Dance of the Happy Shades, by Alice Munro. This book was one for the Book Awards Reading Challenge, and it won the Governor General's Award in Canada during 1982. The book is a collection of short stories, all of which take place in rural Canada. The stories cover pretty much every aspect of life, death, and relationships within families. This is the first I had ever read anything by Alice Munro, and I will definitely seek out more of her writing.
I found the stories to be extremely evocative of time and place, and Munro takes several chances by making some of the primary characters somewhat unlikable. Though set in a different place from where I live, the themes resonated, as I think she was able to capture the thoughts and feelings that all of us have had from time to time.
The House of Spirits, by Isabel Allende. I have had this book on my shelf for a few years, and decided I would read it as part of the Armchair Traveler Reading Challenge. Set in Chile, the story is of the del Valle and Trueba families, who are joined by marriage. The main character, Clara, can commune with spirits, and can predict the future. Her elder sister Rosa, was originally meant to marry Esteban Trueba, but she dies before they can be wed. Years later, Esteban marries Clara, and the book is about their life together, their children, grandchildren, and the changes that take place in the country throughout their lives.
This book was different than what I was expecting, but I loved it! The language is not just evocative, but at times mesmerizing (like Clara is to some of her friends and family!). Knowing/remembering some of the details of Allende's father's rule in Chile, it was interesting to see how she portrayed certain characters, particularly those in government positions, and the individuals who worked to make the general population aware of what was happening in the country.
This particular passage struck me when I read it, and has stuck with me since finishing the book:
She did not understand the state of civil war, nor did she realize that war is the soldiers' work of art, the culmination of all their training, the gold medal of their profession. Soldiers are not made to shine in times of peace. The coup gave them the chance to put into practice what they had learned in their barracks: blind obedience, the use of arms, and other skills that soldiers can master once they silence the scruples of their hearts.
I don't know about you, but as for me - wow.
Some Danger Involved, by Will Thomas. This one was recommended to me by The Tim, who read it shortly before I did. We seldom read the same things, particularly around the same time, but he said he thought I'd like this one, and I did. The title comes from an advertisement in a London newspaper during Victorian times. Cyrus Barker, a detective ("enquiry agent") is seeking an assistant, and the ad warns that there is "some danger involved." Thomas Llewelyn, a young man down on his luck, applies for the job, and is hired. The first case he assists with involves the murder of a young Jewish man by crucifixion.

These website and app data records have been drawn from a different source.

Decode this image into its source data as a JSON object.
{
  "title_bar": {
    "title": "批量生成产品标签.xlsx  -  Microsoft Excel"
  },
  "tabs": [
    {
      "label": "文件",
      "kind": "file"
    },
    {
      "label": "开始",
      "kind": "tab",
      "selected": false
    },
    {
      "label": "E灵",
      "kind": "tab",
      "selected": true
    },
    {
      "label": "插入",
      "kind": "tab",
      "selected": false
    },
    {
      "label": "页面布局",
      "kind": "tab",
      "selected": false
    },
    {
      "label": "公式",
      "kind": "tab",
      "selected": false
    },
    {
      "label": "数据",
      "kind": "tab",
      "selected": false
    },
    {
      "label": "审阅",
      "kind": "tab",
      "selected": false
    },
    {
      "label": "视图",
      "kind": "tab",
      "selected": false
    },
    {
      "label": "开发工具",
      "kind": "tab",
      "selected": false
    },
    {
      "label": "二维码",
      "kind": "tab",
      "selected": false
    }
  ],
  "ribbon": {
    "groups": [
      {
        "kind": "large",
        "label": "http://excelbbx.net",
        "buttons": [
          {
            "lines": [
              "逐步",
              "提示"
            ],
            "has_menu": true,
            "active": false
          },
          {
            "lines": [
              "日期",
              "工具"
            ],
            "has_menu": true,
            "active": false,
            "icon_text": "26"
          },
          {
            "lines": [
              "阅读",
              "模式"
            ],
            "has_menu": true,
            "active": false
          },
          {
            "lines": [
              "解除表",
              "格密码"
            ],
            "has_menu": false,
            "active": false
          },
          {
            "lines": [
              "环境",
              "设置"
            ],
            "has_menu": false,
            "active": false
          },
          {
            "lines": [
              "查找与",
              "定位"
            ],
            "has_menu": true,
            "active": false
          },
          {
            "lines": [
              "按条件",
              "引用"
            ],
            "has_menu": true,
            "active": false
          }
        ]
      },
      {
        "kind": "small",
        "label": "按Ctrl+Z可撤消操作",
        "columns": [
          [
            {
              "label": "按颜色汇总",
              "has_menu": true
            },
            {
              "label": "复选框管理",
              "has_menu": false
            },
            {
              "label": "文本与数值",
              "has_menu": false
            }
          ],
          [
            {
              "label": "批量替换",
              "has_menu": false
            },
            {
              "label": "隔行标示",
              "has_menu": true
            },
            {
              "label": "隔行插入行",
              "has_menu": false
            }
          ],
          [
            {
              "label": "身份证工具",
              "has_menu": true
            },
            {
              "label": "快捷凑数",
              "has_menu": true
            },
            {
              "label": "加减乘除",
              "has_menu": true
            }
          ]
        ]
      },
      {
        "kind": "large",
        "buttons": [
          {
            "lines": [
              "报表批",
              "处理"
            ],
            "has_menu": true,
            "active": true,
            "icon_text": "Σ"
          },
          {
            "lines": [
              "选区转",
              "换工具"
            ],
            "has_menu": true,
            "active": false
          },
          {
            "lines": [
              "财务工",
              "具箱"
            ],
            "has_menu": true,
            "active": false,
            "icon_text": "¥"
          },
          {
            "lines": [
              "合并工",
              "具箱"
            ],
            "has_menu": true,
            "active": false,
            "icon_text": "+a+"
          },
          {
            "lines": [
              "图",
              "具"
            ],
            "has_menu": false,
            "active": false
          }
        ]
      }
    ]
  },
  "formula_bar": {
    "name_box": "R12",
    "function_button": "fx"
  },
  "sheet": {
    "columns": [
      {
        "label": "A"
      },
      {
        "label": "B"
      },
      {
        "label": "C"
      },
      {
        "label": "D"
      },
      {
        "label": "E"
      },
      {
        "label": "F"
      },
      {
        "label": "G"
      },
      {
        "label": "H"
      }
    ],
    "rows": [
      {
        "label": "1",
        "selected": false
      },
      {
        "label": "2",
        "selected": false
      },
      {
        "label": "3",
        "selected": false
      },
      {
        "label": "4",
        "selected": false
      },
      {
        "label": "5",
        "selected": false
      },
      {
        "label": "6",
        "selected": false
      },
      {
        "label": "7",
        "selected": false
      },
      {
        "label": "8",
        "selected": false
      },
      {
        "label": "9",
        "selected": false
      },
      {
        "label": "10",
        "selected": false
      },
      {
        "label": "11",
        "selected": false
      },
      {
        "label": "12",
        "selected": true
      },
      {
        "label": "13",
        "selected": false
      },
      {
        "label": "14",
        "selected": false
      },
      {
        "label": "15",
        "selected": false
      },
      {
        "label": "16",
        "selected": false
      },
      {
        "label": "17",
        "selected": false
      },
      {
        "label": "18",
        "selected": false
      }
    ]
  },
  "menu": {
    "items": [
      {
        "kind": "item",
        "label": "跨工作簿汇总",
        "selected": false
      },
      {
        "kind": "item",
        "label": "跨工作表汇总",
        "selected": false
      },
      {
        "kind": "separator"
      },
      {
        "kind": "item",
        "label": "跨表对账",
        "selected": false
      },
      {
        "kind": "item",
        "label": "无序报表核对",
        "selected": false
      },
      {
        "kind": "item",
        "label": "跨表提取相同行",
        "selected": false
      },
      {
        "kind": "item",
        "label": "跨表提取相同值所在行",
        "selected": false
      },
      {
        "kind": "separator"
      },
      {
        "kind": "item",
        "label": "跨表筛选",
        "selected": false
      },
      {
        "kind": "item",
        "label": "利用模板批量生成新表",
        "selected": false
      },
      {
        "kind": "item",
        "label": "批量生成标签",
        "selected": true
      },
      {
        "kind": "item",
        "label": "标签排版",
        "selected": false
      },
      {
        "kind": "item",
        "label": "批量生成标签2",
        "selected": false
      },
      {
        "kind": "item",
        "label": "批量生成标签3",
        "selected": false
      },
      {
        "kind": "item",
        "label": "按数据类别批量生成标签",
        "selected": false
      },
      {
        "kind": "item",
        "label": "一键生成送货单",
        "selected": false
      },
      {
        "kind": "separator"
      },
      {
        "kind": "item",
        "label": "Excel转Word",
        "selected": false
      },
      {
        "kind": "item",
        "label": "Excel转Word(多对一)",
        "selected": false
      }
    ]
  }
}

This book is a really enjoyable read. The two main characters are well-drawn, and interesting in and of themselves. The book is told from Llewelyn's standpoint, and some of his observations are not just interesting, but also pretty amusing. Victorian London is described in the daytime as an appealing, bustling place, but a dark, threatening place at night.
Thomas references actual historical figures in the story, which - to me at least - made it more interesting. He manages to keep you as interested in the secondary characters that are involved in the story as you are in the two main characters. The ending had a real twist as far as I'm concerned. (Though in the interest of full disclosure, I have to say that I'm almost always unaware of "whodunit" until they are actually exposed!)
I enjoyed this one enough that I am looking forward to reading the next one in the series.